After two elegantly written, consistently engaging, critically praised, ambitious if not entirely satisfying novels, the prodigiously gifted Colson Whitehead has given the reading public every reason to follow his career closely. Now he surprises us with a perversely daring book–a series of thirteen meditative essays on New York, certainly a change of pace. Small enough to slide into your pocket, at 158 pages and 5″x7″ trim, it suggests the old companionate volume of Stevenson’s or Thoreau’s essays you might take along on a country hike. Except these are determinedly city-bound reveries. One way to think about them, in fact, is as a revival of the urban sketch.

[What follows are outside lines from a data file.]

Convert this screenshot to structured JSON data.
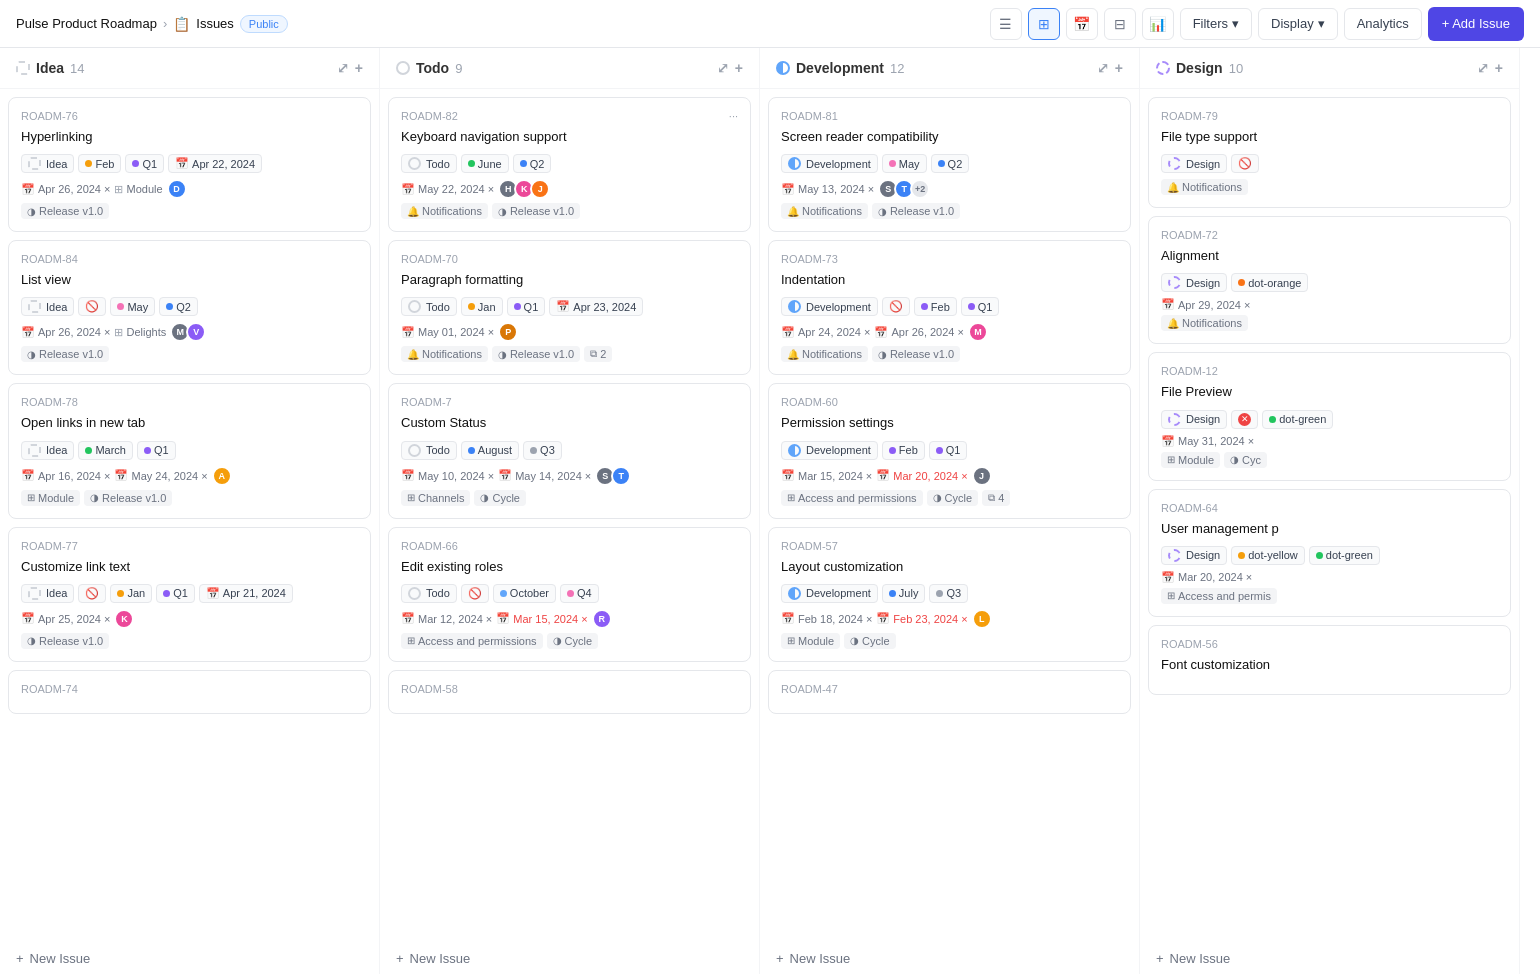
{
  "app": {
    "name": "Pulse Product Roadmap",
    "section": "Issues",
    "visibility": "Public"
  },
  "header": {
    "filters_label": "Filters",
    "display_label": "Display",
    "analytics_label": "Analytics",
    "add_issue_label": "+ Add Issue"
  },
  "columns": [
    {
      "id": "idea",
      "label": "Idea",
      "count": 14,
      "status_type": "idea",
      "cards": [
        {
          "id": "ROADM-76",
          "title": "Hyperlinking",
          "tags": [
            {
              "label": "Idea",
              "type": "status-idea"
            },
            {
              "label": "Feb",
              "dot": "#f59e0b"
            },
            {
              "label": "Q1",
              "dot": "#8b5cf6"
            },
            {
              "label": "Apr 22, 2024",
              "icon": "cal"
            }
          ],
          "meta": [
            {
              "text": "Apr 26, 2024 ×",
              "icon": "cal"
            },
            {
              "text": "Module",
              "icon": "mod"
            }
          ],
          "footer": [
            {
              "text": "Release v1.0",
              "icon": "cycle"
            }
          ],
          "avatars": [
            {
              "bg": "#3b82f6",
              "letter": "D"
            }
          ]
        },
        {
          "id": "ROADM-84",
          "title": "List view",
          "tags": [
            {
              "label": "Idea",
              "type": "status-idea"
            },
            {
              "label": "blocked",
              "icon": "block"
            },
            {
              "label": "May",
              "dot": "#f472b6"
            },
            {
              "label": "Q2",
              "dot": "#3b82f6"
            }
          ],
          "meta": [
            {
              "text": "Apr 26, 2024 ×",
              "icon": "cal"
            },
            {
              "text": "Delights",
              "icon": "mod"
            }
          ],
          "footer": [
            {
              "text": "Release v1.0",
              "icon": "cycle"
            }
          ],
          "avatars": [
            {
              "bg": "#6b7280",
              "letter": "M"
            },
            {
              "bg": "#8b5cf6",
              "letter": "V"
            }
          ]
        },
        {
          "id": "ROADM-78",
          "title": "Open links in new tab",
          "tags": [
            {
              "label": "Idea",
              "type": "status-idea"
            },
            {
              "label": "March",
              "dot": "#22c55e"
            },
            {
              "label": "Q1",
              "dot": "#8b5cf6"
            }
          ],
          "meta": [
            {
              "text": "Apr 16, 2024 ×",
              "icon": "cal"
            },
            {
              "text": "May 24, 2024 ×",
              "icon": "cal2"
            }
          ],
          "footer": [
            {
              "text": "Module",
              "icon": "mod"
            },
            {
              "text": "Release v1.0",
              "icon": "cycle"
            }
          ],
          "avatars": [
            {
              "bg": "#f59e0b",
              "letter": "A"
            }
          ]
        },
        {
          "id": "ROADM-77",
          "title": "Customize link text",
          "tags": [
            {
              "label": "Idea",
              "type": "status-idea"
            },
            {
              "label": "blocked",
              "icon": "block"
            },
            {
              "label": "Jan",
              "dot": "#f59e0b"
            },
            {
              "label": "Q1",
              "dot": "#8b5cf6"
            },
            {
              "label": "Apr 21, 2024",
              "icon": "cal"
            }
          ],
          "meta": [
            {
              "text": "Apr 25, 2024 ×",
              "icon": "cal"
            }
          ],
          "footer": [
            {
              "text": "Release v1.0",
              "icon": "cycle"
            }
          ],
          "avatars": [
            {
              "bg": "#ec4899",
              "letter": "K"
            }
          ]
        },
        {
          "id": "ROADM-74",
          "title": "",
          "tags": [],
          "meta": [],
          "footer": [],
          "avatars": []
        }
      ]
    },
    {
      "id": "todo",
      "label": "Todo",
      "count": 9,
      "status_type": "todo",
      "cards": [
        {
          "id": "ROADM-82",
          "title": "Keyboard navigation support",
          "tags": [
            {
              "label": "Todo",
              "type": "status-todo"
            },
            {
              "label": "June",
              "dot": "#22c55e"
            },
            {
              "label": "Q2",
              "dot": "#3b82f6"
            }
          ],
          "meta": [
            {
              "text": "May 22, 2024 ×",
              "icon": "cal"
            }
          ],
          "footer": [
            {
              "text": "Notifications",
              "icon": "notif"
            },
            {
              "text": "Release v1.0",
              "icon": "cycle"
            }
          ],
          "avatars": [
            {
              "bg": "#6b7280",
              "letter": "H"
            },
            {
              "bg": "#ec4899",
              "letter": "K"
            },
            {
              "bg": "#f97316",
              "letter": "J"
            }
          ]
        },
        {
          "id": "ROADM-70",
          "title": "Paragraph formatting",
          "tags": [
            {
              "label": "Todo",
              "type": "status-todo"
            },
            {
              "label": "Jan",
              "dot": "#f59e0b"
            },
            {
              "label": "Q1",
              "dot": "#8b5cf6"
            },
            {
              "label": "Apr 23, 2024",
              "icon": "cal"
            }
          ],
          "meta": [
            {
              "text": "May 01, 2024 ×",
              "icon": "cal"
            }
          ],
          "footer": [
            {
              "text": "Notifications",
              "icon": "notif"
            },
            {
              "text": "Release v1.0",
              "icon": "cycle"
            },
            {
              "text": "2",
              "icon": "layers"
            }
          ],
          "avatars": [
            {
              "bg": "#d97706",
              "letter": "P"
            }
          ]
        },
        {
          "id": "ROADM-7",
          "title": "Custom Status",
          "tags": [
            {
              "label": "Todo",
              "type": "status-todo"
            },
            {
              "label": "August",
              "dot": "#3b82f6"
            },
            {
              "label": "Q3",
              "dot": "#9ca3af"
            }
          ],
          "meta": [
            {
              "text": "May 10, 2024 ×",
              "icon": "cal"
            },
            {
              "text": "May 14, 2024 ×",
              "icon": "cal2"
            }
          ],
          "footer": [
            {
              "text": "Channels",
              "icon": "mod"
            },
            {
              "text": "Cycle",
              "icon": "cycle"
            }
          ],
          "avatars": [
            {
              "bg": "#6b7280",
              "letter": "S"
            },
            {
              "bg": "#3b82f6",
              "letter": "T"
            }
          ]
        },
        {
          "id": "ROADM-66",
          "title": "Edit existing roles",
          "tags": [
            {
              "label": "Todo",
              "type": "status-todo"
            },
            {
              "label": "blocked",
              "icon": "block"
            },
            {
              "label": "October",
              "dot": "#60a5fa"
            },
            {
              "label": "Q4",
              "dot": "#f472b6"
            }
          ],
          "meta": [
            {
              "text": "Mar 12, 2024 ×",
              "icon": "cal"
            },
            {
              "text": "Mar 15, 2024 ×",
              "icon": "cal2",
              "red": true
            }
          ],
          "footer": [
            {
              "text": "Access and permissions",
              "icon": "mod"
            },
            {
              "text": "Cycle",
              "icon": "cycle"
            }
          ],
          "avatars": [
            {
              "bg": "#8b5cf6",
              "letter": "R"
            }
          ]
        },
        {
          "id": "ROADM-58",
          "title": "",
          "tags": [],
          "meta": [],
          "footer": [],
          "avatars": []
        }
      ]
    },
    {
      "id": "development",
      "label": "Development",
      "count": 12,
      "status_type": "dev",
      "cards": [
        {
          "id": "ROADM-81",
          "title": "Screen reader compatibility",
          "tags": [
            {
              "label": "Development",
              "type": "status-dev"
            },
            {
              "label": "May",
              "dot": "#f472b6"
            },
            {
              "label": "Q2",
              "dot": "#3b82f6"
            }
          ],
          "meta": [
            {
              "text": "May 13, 2024 ×",
              "icon": "cal"
            }
          ],
          "footer": [
            {
              "text": "Notifications",
              "icon": "notif"
            },
            {
              "text": "Release v1.0",
              "icon": "cycle"
            }
          ],
          "avatars": [
            {
              "bg": "#6b7280",
              "letter": "S"
            },
            {
              "bg": "#3b82f6",
              "letter": "T"
            },
            {
              "count": "+2"
            }
          ]
        },
        {
          "id": "ROADM-73",
          "title": "Indentation",
          "tags": [
            {
              "label": "Development",
              "type": "status-dev"
            },
            {
              "label": "blocked",
              "icon": "block"
            },
            {
              "label": "Feb",
              "dot": "#8b5cf6"
            },
            {
              "label": "Q1",
              "dot": "#8b5cf6"
            }
          ],
          "meta": [
            {
              "text": "Apr 24, 2024 ×",
              "icon": "cal"
            },
            {
              "text": "Apr 26, 2024 ×",
              "icon": "cal2"
            }
          ],
          "footer": [
            {
              "text": "Notifications",
              "icon": "notif"
            },
            {
              "text": "Release v1.0",
              "icon": "cycle"
            }
          ],
          "avatars": [
            {
              "bg": "#ec4899",
              "letter": "M"
            }
          ]
        },
        {
          "id": "ROADM-60",
          "title": "Permission settings",
          "tags": [
            {
              "label": "Development",
              "type": "status-dev"
            },
            {
              "label": "Feb",
              "dot": "#8b5cf6"
            },
            {
              "label": "Q1",
              "dot": "#8b5cf6"
            }
          ],
          "meta": [
            {
              "text": "Mar 15, 2024 ×",
              "icon": "cal"
            },
            {
              "text": "Mar 20, 2024 ×",
              "icon": "cal2",
              "red": true
            }
          ],
          "footer": [
            {
              "text": "Access and permissions",
              "icon": "mod"
            },
            {
              "text": "Cycle",
              "icon": "cycle"
            },
            {
              "text": "4",
              "icon": "layers"
            }
          ],
          "avatars": [
            {
              "bg": "#6b7280",
              "letter": "J"
            }
          ]
        },
        {
          "id": "ROADM-57",
          "title": "Layout customization",
          "tags": [
            {
              "label": "Development",
              "type": "status-dev"
            },
            {
              "label": "July",
              "dot": "#3b82f6"
            },
            {
              "label": "Q3",
              "dot": "#9ca3af"
            }
          ],
          "meta": [
            {
              "text": "Feb 18, 2024 ×",
              "icon": "cal"
            },
            {
              "text": "Feb 23, 2024 ×",
              "icon": "cal2",
              "red": true
            }
          ],
          "footer": [
            {
              "text": "Module",
              "icon": "mod"
            },
            {
              "text": "Cycle",
              "icon": "cycle"
            }
          ],
          "avatars": [
            {
              "bg": "#f59e0b",
              "letter": "L"
            }
          ]
        },
        {
          "id": "ROADM-47",
          "title": "",
          "tags": [],
          "meta": [],
          "footer": [],
          "avatars": []
        }
      ]
    },
    {
      "id": "design",
      "label": "Design",
      "count": 10,
      "status_type": "design",
      "cards": [
        {
          "id": "ROADM-79",
          "title": "File type support",
          "tags": [
            {
              "label": "Design",
              "type": "status-design"
            },
            {
              "label": "blocked",
              "icon": "block"
            }
          ],
          "meta": [],
          "footer": [
            {
              "text": "Notifications",
              "icon": "notif"
            }
          ],
          "avatars": []
        },
        {
          "id": "ROADM-72",
          "title": "Alignment",
          "tags": [
            {
              "label": "Design",
              "type": "status-design"
            },
            {
              "label": "dot-orange",
              "dot": "#f97316"
            }
          ],
          "meta": [
            {
              "text": "Apr 29, 2024 ×",
              "icon": "cal"
            }
          ],
          "footer": [
            {
              "text": "Notifications",
              "icon": "notif"
            }
          ],
          "avatars": []
        },
        {
          "id": "ROADM-12",
          "title": "File Preview",
          "tags": [
            {
              "label": "Design",
              "type": "status-design"
            },
            {
              "label": "blocked-red",
              "icon": "block-red"
            },
            {
              "label": "dot-green",
              "dot": "#22c55e"
            }
          ],
          "meta": [
            {
              "text": "May 31, 2024 ×",
              "icon": "cal"
            }
          ],
          "footer": [
            {
              "text": "Module",
              "icon": "mod"
            },
            {
              "text": "Cyc",
              "icon": "cycle"
            }
          ],
          "avatars": []
        },
        {
          "id": "ROADM-64",
          "title": "User management p",
          "tags": [
            {
              "label": "Design",
              "type": "status-design"
            },
            {
              "label": "dot-yellow",
              "dot": "#f59e0b"
            },
            {
              "label": "dot-green",
              "dot": "#22c55e"
            }
          ],
          "meta": [
            {
              "text": "Mar 20, 2024 ×",
              "icon": "cal"
            }
          ],
          "footer": [
            {
              "text": "Access and permis",
              "icon": "mod"
            }
          ],
          "avatars": []
        },
        {
          "id": "ROADM-56",
          "title": "Font customization",
          "tags": [],
          "meta": [],
          "footer": [],
          "avatars": []
        }
      ]
    }
  ],
  "new_issue_label": "+ New Issue"
}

In its heyday, the urban sketch was a byproduct of the concurrent rise of newspapers and population growth in metropolises. The public showed an increasing appetite for light essays, character sketches, vignettes and urban panoramas, which were to be found on the back pages, or feuilletons, of daily journals and magazines. Style was at a premium: The urban sketch was expected to be witty, effervescent and worldly–naïfs need not apply. Baudelaire, musing on the evolution of that “lyrical, supple” prose he envisioned for his prose poems, observed: “This obsessive ideal is above all a child of the experience of great cities, of the intersecting of their myriad relations.” Rhapsodic, ironic, elegiac and disillusioned, the urban sketch, for all its sparkle, tended toward melancholy. Joseph Roth, a master of the form, characteristically began a piece on Berlin nightlife: “Sometimes, in a fit of incurable melancholy, I go into the standard Berlin nightclubs not to cheer myself up, you understand, but to take malicious pleasure at the phenomenon of so much industrialized merriment.”
The urban sketch spread from England and the Continent to the United States: To take New York alone, such literary lights as Edgar Allan Poe, Nathaniel Parker Willis, Margaret Fuller, Mark Twain, William Dean Howells, Stephen Crane, Theodore Dreiser, Djuna Barnes, Paul Morand, Henry Miller, Christopher Morley, A.J. Liebling and Joseph Mitchell all tried their hand at such series, striving to capture the city’s elusive soul. They make wonderful reading today. Still, the urban sketch fell into a decline, thanks to changes in literary taste, the drying-up of markets for belletristic writing and the suburbanization of America.
Enter Colson Whitehead, gallantly taking up the form. Not that this writer hasn’t always written about New York. His first novel, The Intuitionist, a witty, imaginative fantasy about an elevator inspector who doesn’t need to look at the machinery to grasp its functioning, treated the city as a mythological, stylized backdrop of power and corruption, similar to Gotham in Tim Burton’s Batman film. His second novel, John Henry Days, offered an engrossing, Nashville-like convocation of lost souls on the make in redneck America, with New York the fallback media-hype center, where freelance journalist and publicist bed in drunken mutual solace. But now he is treating New York directly as his subject matter, employing some of the classic organizing devices of the urban sketch, such as time of day (“Morning,” “Rush Hour”), season (“Rain”), place (“Subway,” “Central Park”) and so on. It is moving to watch Whitehead patiently reworking these old tropes, fully conscious of his enterprise’s antiquarian aspects. And he writes wonderfully, commanding a lush, poetic, mellifluous prose instrument.